11: Slave Driver
“Slave Driver”’s lyrics gave a title to The Wailers’ debut album for Island, Catch A Fire, and it took us back to the days of slavery in a way that only Rasta reggae dared. It still makes a huge impact, with The Wailers’ sweet opening vocals not even hinting at the chilling content to follow. Deliberately left spartan for extra impact, every part of the song has an intent; its handclaps coldly remind you of a flashing whip.
10: Bend Down Low
Marley’s tale of desire and unfaithfulness, bearing an oddly Biblical thrust, was first recorded in 1967 and resurfaced on Natty Dread seven years on. Never was a song about being deceived so sultry and sexy.
9: I Shot The Sheriff
Bob and The Wailers had previously covered a Curtis Mayfield song, “I Gotta Keep On Moving,” with a similar storyline, but Marley took things further in this saga of a bully with a badge, released on 1973’s Burnin’. He admitted he’d wanted to write this about the police in Jamaica harassing Rastas in the early 70s, but felt it more expedient to do so metaphorically in a tale that could have come from a screen Western. When Eric Clapton made a hit of it in 1974 for his comeback album 461 Ocean Boulevard, it raised Marley’s profile as a serious artist.
8: Rasta Man Chant
The “bongo man chant”, born in the hills of the Isle Of Springs, was a deep feature of Jamaican music from the pre-ska days, but its heavyweight sound was unknown to the wider world. This heartfelt, highly harmonious song from the Burnin’ album brought the rural Rasta roots message to millions of new ears. Once heard, it was never forgotten.
7: Stir It Up
Bob had an international outlook and was happy to sell this song, which he’d recorded in 1967, when US R&B singer Johnny Nash came calling for a taste of the reggae vibe at the start of the 70s. It was a hit for Nash in 1972, but, a year later, The Wailers gave it a deeper and definitively “yard” feel on their first Island album, Catch A Fire.
6: Natural Mystic
Marley conjures up the mystery of the passage of time amid Jamaica’s heady, heavy countryside in a song that takes in Old Testament references, Africa, and eternity in one fell swoop. Magical – and, yes, deeply mystical – who else could have delivered a record like this in 1977 – or indeed, in any year?
5: Waiting In Vain
This is not the only song Bob wrote on this subject: in 1966 The Wailers had sung his “I’m Still Waiting,” which became a reggae classic through several Jamaican cover versions. But Bob’s next treatise on the topic soared higher, as he made this glorious does-she-love-me? skanker a pop smash in 1977.
Bob’s idea of a jam was not just musicians getting together to trade licks informally; it meant love and unity.

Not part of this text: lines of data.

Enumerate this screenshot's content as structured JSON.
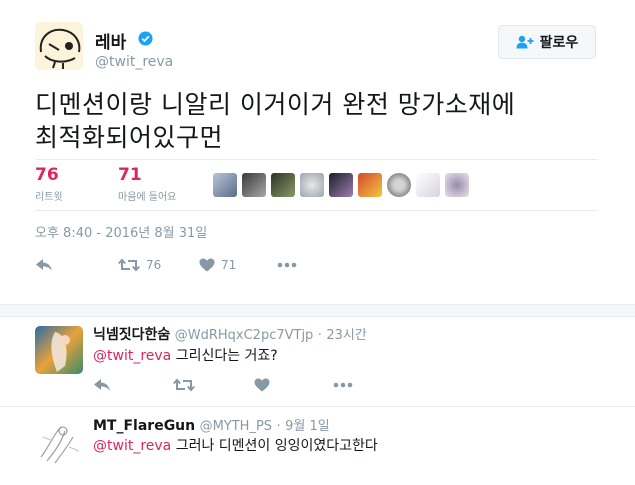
{
  "tweet": {
    "author_name": "레바",
    "author_handle": "@twit_reva",
    "follow_label": "팔로우",
    "text_line1": "디멘션이랑 니알리 이거이거 완전 망가소재에",
    "text_line2": "최적화되어있구먼",
    "retweets": {
      "count": "76",
      "label": "리트윗"
    },
    "likes": {
      "count": "71",
      "label": "마음에 들어요"
    },
    "timestamp": "오후 8:40 - 2016년 8월 31일",
    "actions": {
      "retweet_count": "76",
      "like_count": "71"
    },
    "accent_color": "#e0245e",
    "verified_color": "#1da1f2"
  },
  "replies": [
    {
      "name": "닉넴짓다한숨",
      "handle": "@WdRHqxC2pc7VTjp",
      "dot": "·",
      "time": "23시간",
      "mention": "@twit_reva",
      "text": " 그리신다는 거죠?"
    },
    {
      "name": "MT_FlareGun",
      "handle": "@MYTH_PS",
      "dot": "·",
      "time": "9월 1일",
      "mention": "@twit_reva",
      "text": " 그러나 디멘션이 잉잉이였다고한다"
    }
  ],
  "icons": [
    "verified-icon",
    "follow-person-icon",
    "reply-icon",
    "retweet-icon",
    "heart-icon",
    "more-icon"
  ]
}
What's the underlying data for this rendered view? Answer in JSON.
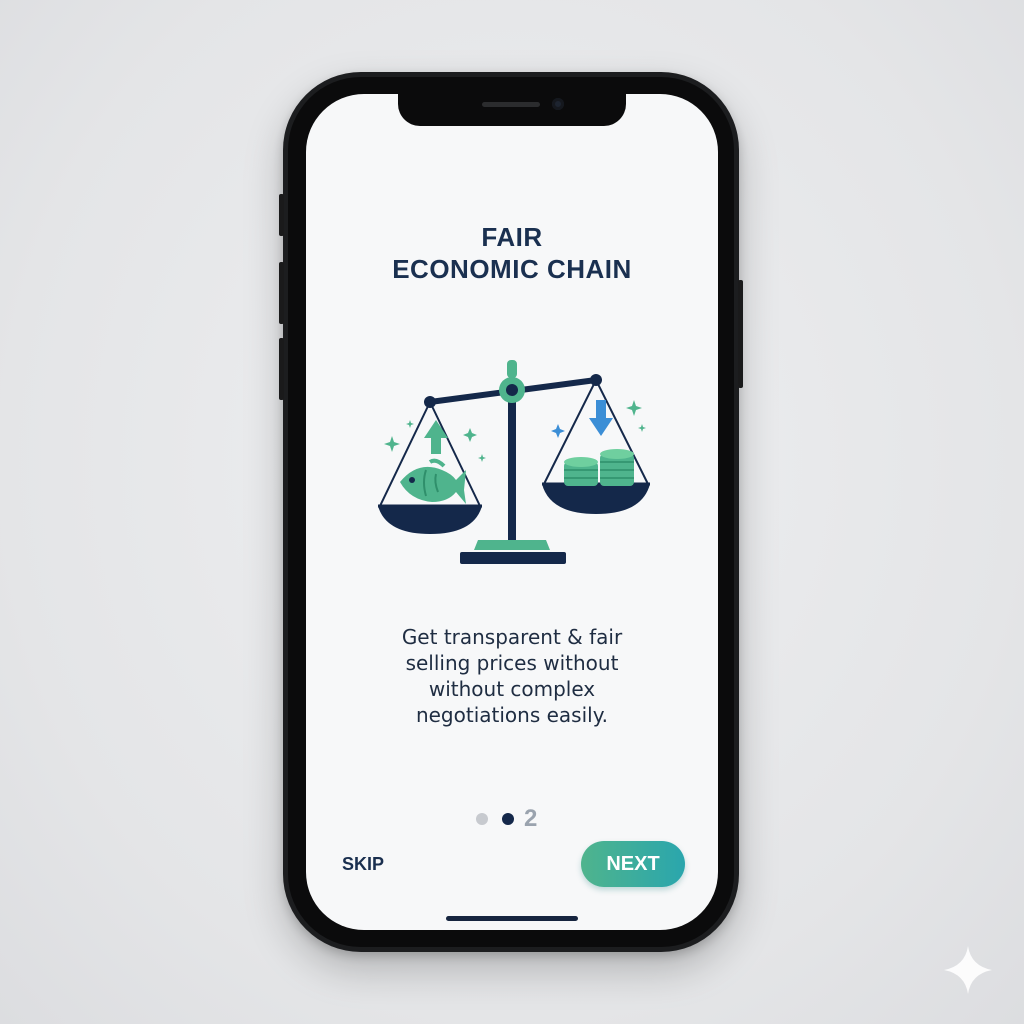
{
  "screen": {
    "title_line1": "FAIR",
    "title_line2": "ECONOMIC CHAIN",
    "illustration": {
      "icons": [
        "balance-scale-icon",
        "fish-icon",
        "coin-stack-icon",
        "arrow-up-icon",
        "arrow-down-icon",
        "sparkle-icon"
      ]
    },
    "description_lines": [
      "Get transparent & fair",
      "selling prices without",
      "without complex",
      "negotiations easily."
    ],
    "pagination": {
      "page_label": "2",
      "current_index": 2
    },
    "skip_label": "SKIP",
    "next_label": "NEXT"
  },
  "colors": {
    "navy": "#1a3050",
    "green": "#4fb48d",
    "teal": "#2aa6ad",
    "blue_arrow": "#3b8ed6"
  }
}
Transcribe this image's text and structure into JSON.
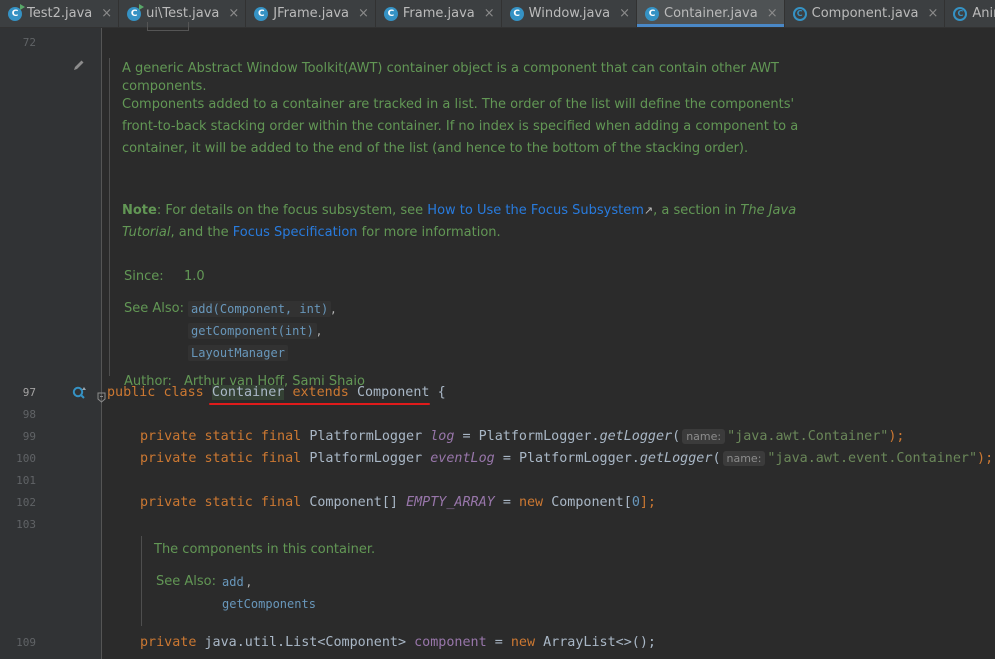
{
  "tabs": [
    {
      "label": "Test2.java",
      "icon": "java-class-run-icon",
      "active": false
    },
    {
      "label": "ui\\Test.java",
      "icon": "java-class-run-icon",
      "active": false
    },
    {
      "label": "JFrame.java",
      "icon": "java-class-icon",
      "active": false
    },
    {
      "label": "Frame.java",
      "icon": "java-class-icon",
      "active": false
    },
    {
      "label": "Window.java",
      "icon": "java-class-icon",
      "active": false
    },
    {
      "label": "Container.java",
      "icon": "java-class-icon",
      "active": true
    },
    {
      "label": "Component.java",
      "icon": "abstract-class-icon",
      "active": false
    },
    {
      "label": "Animal.java",
      "icon": "abstract-class-icon",
      "active": false
    }
  ],
  "tab_close_glyph": "×",
  "icon_letter": "C",
  "line_numbers": {
    "l72": "72",
    "l97": "97",
    "l98": "98",
    "l99": "99",
    "l100": "100",
    "l101": "101",
    "l102": "102",
    "l103": "103",
    "l109": "109"
  },
  "doc1": {
    "p1a": "A generic Abstract Window Toolkit(AWT) container object is a component that can contain other AWT",
    "p1b": "components.",
    "p2a": "Components added to a container are tracked in a list. The order of the list will define the components'",
    "p2b": "front-to-back stacking order within the container. If no index is specified when adding a component to a",
    "p2c": "container, it will be added to the end of the list (and hence to the bottom of the stacking order).",
    "note_label": "Note",
    "note_a": ": For details on the focus subsystem, see ",
    "note_link1": "How to Use the Focus Subsystem",
    "note_arrow": "↗",
    "note_b": ", a section in ",
    "note_tutorial": "The Java",
    "note_tutorial2": "Tutorial",
    "note_c": ", and the ",
    "note_link2": "Focus Specification",
    "note_d": " for more information.",
    "since_label": "Since:",
    "since_value": "1.0",
    "see_also_label": "See Also:",
    "see_also": [
      "add(Component, int)",
      "getComponent(int)",
      "LayoutManager"
    ],
    "see_sep": ",",
    "author_label": "Author:",
    "author_value": "Arthur van Hoff, Sami Shaio"
  },
  "code": {
    "l97": {
      "public": "public",
      "class": "class",
      "name": "Container",
      "extends": "extends",
      "parent": "Component",
      "brace": "{"
    },
    "l99": {
      "mods": "private static final",
      "type": "PlatformLogger",
      "var": "log",
      "eq": "=",
      "cls": "PlatformLogger.",
      "method": "getLogger",
      "open": "(",
      "hint": "name:",
      "str": "\"java.awt.Container\"",
      "close": ");"
    },
    "l100": {
      "mods": "private static final",
      "type": "PlatformLogger",
      "var": "eventLog",
      "eq": "=",
      "cls": "PlatformLogger.",
      "method": "getLogger",
      "open": "(",
      "hint": "name:",
      "str": "\"java.awt.event.Container\"",
      "close": ");"
    },
    "l102": {
      "mods": "private static final",
      "type": "Component[]",
      "var": "EMPTY_ARRAY",
      "eq": "=",
      "new": "new",
      "cls": "Component[",
      "num": "0",
      "close": "];"
    },
    "l109": {
      "mods": "private",
      "type": "java.util.List<Component>",
      "var": "component",
      "eq": "=",
      "new": "new",
      "rest": "ArrayList<>();"
    }
  },
  "doc2": {
    "text": "The components in this container.",
    "see_also_label": "See Also:",
    "see_also": [
      "add",
      "getComponents"
    ],
    "see_sep": ","
  },
  "colors": {
    "background": "#2b2b2b",
    "gutter": "#313335",
    "doc_text": "#629755",
    "keyword": "#cc7832",
    "link": "#287bde",
    "active_tab_underline": "#4a88c7",
    "string": "#6a8759",
    "field": "#9876aa",
    "underline_annotation": "#e01b1b"
  }
}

A lovely simple concept with a message that became an anthem in 1977.
3: Three Little Birds
One of the keystone Marley singles, with the most straightforward sentiment: listen to nature, accept the world, and things will be alright. There are numerous claims about what inspired “Three Little Birds” (Bob was said to have called his backing singers, The I-Threes, The Three Little Birds), but what is certain is that the globe took this song to its heart. Its positive vibration was a hit in 1980, and remains much needed.
2: No Woman, No Cry

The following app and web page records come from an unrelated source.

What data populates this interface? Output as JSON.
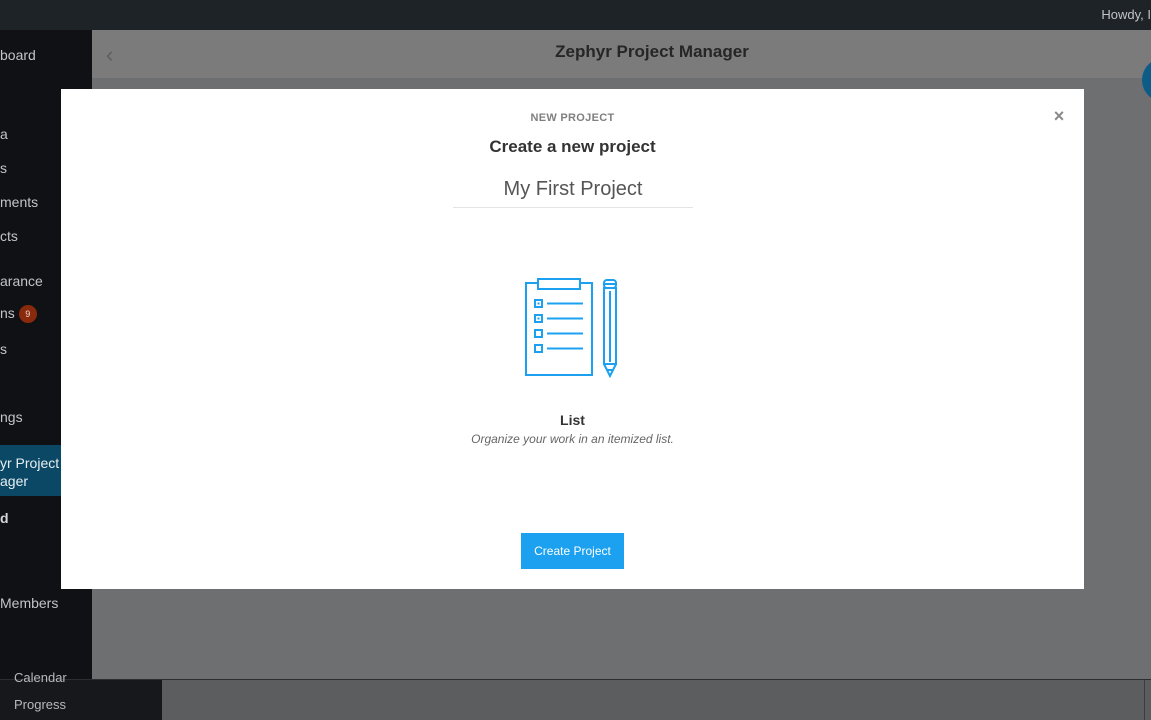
{
  "admin_bar": {
    "howdy": "Howdy, I"
  },
  "sidebar": {
    "items": [
      {
        "label": "board"
      },
      {
        "label": "a"
      },
      {
        "label": "s"
      },
      {
        "label": "ments"
      },
      {
        "label": "cts"
      },
      {
        "label": "arance"
      },
      {
        "label": "ns",
        "badge": "9"
      },
      {
        "label": "s"
      },
      {
        "label": "ngs"
      }
    ],
    "active_line1": "yr Project",
    "active_line2": "ager",
    "bold_item": "d",
    "members": "Members",
    "sub_calendar": "Calendar",
    "sub_progress": "Progress"
  },
  "plugin_header": {
    "title": "Zephyr Project Manager"
  },
  "modal": {
    "kicker": "NEW PROJECT",
    "heading": "Create a new project",
    "name_value": "My First Project",
    "type_title": "List",
    "type_description": "Organize your work in an itemized list.",
    "submit_label": "Create Project",
    "close_glyph": "×",
    "illustration_icon": "clipboard-list-pencil-icon",
    "accent_color": "#1ba1f0"
  }
}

The song that provided Bob’s international breakthrough. First recorded for his 1974 Natty Dread masterpiece, it was delivered in an electric night at London’s Lyceum Theatre for the Live! album and became a smash hit single. It goes without saying that this anthem for the life of the poor and suffering remains deeply moving and uplifting.
1: Redemption Song

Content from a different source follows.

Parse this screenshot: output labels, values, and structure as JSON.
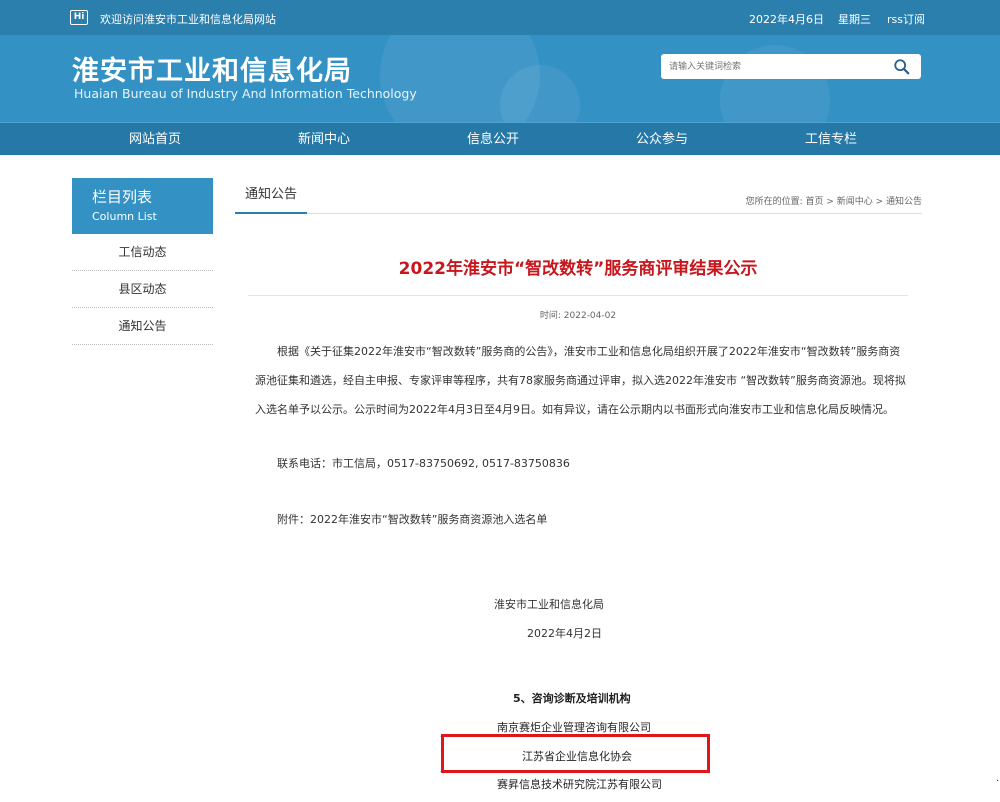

Bob’s folky, acoustic side is often overlooked, but it rose to the top on this deeply moving testament, released in 1980. “Redemption Song” was the final track on the final Marley album released in his lifetime, Uprising. There’s an even more touching version on the Songs Of Freedom box set, with a deeply ill Bob, playing the final gig of his lifetime, performing it in a way and beneath a burden that few artists would have had the heart and will to deliver.
Looking for more? Discover the full story behind “Redemption Song”.